▶ _Activity_: What lines in the entries hold the string "genre"? List them.

Data entries:
....

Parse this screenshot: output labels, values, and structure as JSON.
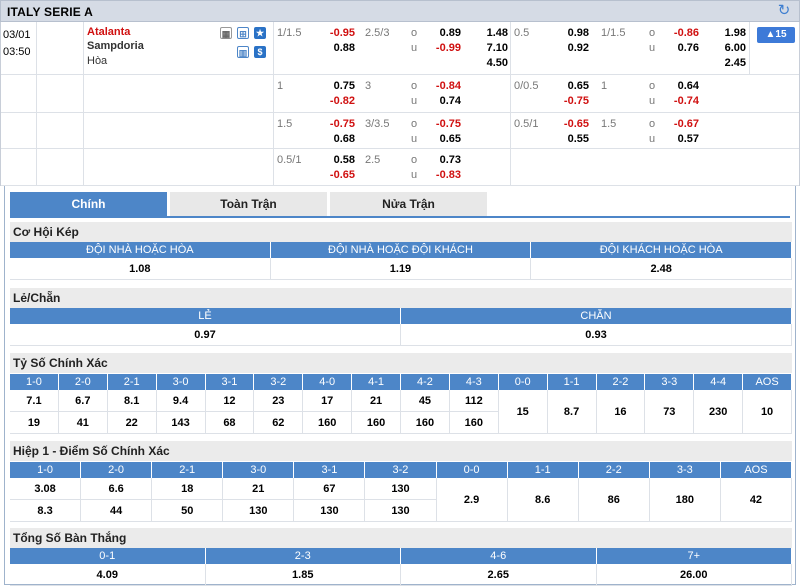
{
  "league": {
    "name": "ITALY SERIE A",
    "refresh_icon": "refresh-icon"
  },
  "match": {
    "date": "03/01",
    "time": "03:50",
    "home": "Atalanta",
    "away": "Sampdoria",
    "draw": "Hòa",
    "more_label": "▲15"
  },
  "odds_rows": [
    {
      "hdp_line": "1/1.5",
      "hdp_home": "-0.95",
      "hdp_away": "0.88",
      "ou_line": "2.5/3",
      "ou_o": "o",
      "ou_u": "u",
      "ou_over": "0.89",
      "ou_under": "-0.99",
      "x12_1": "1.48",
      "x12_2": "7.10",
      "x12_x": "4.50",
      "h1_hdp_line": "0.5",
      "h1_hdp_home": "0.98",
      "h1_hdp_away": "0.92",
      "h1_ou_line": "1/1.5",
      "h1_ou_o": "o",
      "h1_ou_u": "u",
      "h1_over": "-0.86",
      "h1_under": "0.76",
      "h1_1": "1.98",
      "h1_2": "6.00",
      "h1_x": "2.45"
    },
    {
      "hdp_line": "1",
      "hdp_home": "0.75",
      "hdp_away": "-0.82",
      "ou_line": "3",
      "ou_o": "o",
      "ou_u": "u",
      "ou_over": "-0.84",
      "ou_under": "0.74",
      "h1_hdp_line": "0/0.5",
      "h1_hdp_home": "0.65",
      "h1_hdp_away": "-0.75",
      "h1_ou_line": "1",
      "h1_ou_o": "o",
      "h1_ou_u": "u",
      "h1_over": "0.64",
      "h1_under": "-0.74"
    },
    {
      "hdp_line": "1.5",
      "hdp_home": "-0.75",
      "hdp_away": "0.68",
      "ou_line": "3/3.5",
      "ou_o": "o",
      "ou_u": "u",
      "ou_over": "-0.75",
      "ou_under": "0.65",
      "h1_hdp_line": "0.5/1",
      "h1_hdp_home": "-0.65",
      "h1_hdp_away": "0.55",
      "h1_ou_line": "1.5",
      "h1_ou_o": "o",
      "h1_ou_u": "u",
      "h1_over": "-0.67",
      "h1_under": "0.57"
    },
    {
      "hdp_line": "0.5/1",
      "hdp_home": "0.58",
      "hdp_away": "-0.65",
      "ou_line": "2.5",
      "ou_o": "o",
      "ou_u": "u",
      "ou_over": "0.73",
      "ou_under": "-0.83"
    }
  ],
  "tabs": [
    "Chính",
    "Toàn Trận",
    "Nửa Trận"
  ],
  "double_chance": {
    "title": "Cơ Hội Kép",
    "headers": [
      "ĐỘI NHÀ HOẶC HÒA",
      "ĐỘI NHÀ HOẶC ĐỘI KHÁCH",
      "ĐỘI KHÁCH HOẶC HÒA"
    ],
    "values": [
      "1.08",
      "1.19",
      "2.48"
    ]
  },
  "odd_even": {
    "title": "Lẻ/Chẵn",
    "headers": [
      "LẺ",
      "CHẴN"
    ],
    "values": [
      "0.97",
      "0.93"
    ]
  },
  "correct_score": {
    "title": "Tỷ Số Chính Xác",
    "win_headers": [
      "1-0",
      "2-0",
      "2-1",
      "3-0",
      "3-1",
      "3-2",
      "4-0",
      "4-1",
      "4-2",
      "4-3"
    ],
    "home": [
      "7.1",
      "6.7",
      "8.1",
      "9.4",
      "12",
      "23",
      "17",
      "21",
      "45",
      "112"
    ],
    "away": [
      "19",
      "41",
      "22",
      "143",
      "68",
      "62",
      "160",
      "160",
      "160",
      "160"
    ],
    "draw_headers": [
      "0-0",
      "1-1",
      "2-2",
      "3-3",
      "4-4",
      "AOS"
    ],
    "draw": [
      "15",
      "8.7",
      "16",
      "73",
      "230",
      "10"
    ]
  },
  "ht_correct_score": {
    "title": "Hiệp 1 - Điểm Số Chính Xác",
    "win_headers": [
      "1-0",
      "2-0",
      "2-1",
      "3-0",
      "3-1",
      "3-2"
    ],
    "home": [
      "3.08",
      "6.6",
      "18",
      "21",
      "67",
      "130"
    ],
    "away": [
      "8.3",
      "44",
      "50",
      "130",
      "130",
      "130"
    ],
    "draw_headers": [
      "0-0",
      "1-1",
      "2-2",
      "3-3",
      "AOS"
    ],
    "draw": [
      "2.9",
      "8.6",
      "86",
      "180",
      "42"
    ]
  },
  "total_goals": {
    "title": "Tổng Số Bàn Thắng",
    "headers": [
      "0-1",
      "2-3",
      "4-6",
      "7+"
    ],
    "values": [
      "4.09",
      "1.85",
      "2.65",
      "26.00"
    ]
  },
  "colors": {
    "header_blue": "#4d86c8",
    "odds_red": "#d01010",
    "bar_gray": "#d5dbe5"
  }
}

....

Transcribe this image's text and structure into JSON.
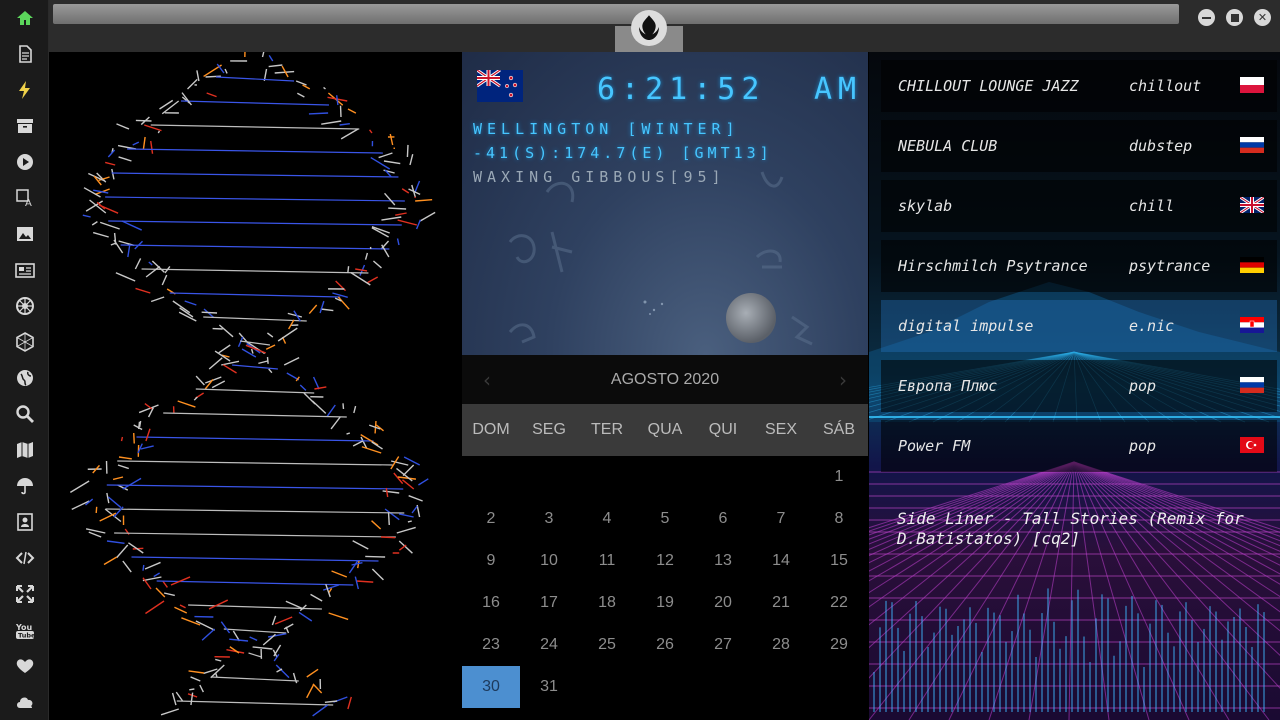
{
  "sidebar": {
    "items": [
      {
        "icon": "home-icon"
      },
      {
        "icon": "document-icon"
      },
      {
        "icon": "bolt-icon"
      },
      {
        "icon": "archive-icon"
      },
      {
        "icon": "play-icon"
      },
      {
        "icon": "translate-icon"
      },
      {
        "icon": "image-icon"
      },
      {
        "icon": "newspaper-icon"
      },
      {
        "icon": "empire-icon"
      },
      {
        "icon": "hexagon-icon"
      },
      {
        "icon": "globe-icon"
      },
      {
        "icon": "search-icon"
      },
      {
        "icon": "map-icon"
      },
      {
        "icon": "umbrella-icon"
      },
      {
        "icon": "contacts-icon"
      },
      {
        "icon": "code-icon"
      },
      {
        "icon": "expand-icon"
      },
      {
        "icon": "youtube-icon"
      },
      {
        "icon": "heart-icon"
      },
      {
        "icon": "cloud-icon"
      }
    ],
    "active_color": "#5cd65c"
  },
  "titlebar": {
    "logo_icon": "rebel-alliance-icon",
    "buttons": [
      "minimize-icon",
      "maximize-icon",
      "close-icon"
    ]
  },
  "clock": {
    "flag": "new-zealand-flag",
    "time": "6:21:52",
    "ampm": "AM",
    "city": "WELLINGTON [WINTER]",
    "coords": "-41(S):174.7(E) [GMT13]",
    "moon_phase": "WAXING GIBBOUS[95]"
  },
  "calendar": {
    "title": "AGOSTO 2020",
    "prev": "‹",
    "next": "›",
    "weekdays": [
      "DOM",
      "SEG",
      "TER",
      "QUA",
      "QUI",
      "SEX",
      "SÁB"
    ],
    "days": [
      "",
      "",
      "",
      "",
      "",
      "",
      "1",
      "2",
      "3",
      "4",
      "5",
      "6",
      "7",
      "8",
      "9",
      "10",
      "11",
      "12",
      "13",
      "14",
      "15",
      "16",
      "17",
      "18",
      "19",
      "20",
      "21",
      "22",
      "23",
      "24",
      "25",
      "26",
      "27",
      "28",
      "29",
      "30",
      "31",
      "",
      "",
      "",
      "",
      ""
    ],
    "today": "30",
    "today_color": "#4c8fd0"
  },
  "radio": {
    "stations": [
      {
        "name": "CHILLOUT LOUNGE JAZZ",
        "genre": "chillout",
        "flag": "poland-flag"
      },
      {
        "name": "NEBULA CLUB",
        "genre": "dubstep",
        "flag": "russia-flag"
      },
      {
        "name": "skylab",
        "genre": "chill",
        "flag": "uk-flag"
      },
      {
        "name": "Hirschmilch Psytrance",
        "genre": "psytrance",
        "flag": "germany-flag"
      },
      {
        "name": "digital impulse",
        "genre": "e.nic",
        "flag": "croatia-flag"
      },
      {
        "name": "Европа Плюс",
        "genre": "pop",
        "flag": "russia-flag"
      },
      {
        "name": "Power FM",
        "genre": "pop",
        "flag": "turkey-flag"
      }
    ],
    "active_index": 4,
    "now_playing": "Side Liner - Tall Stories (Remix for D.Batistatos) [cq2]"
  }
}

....

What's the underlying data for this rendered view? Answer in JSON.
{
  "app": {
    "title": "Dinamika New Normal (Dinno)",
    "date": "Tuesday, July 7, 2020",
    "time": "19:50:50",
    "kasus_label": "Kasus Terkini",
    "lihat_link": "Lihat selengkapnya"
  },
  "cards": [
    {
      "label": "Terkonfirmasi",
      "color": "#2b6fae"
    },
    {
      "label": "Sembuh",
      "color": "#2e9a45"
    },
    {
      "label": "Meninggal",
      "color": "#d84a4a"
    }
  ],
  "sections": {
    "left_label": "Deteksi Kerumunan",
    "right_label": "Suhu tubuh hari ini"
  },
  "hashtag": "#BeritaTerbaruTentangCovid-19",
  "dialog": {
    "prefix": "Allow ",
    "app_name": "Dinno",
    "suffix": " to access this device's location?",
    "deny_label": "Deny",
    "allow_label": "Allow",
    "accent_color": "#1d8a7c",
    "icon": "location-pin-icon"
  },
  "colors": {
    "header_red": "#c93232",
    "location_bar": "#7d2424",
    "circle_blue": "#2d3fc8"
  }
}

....

▶ _Written response_:
        "genre": "chillout",
        "genre": "dubstep",
        "genre": "chill",
        "genre": "psytrance",
        "genre": "e.nic",
        "genre": "pop",
        "genre": "pop",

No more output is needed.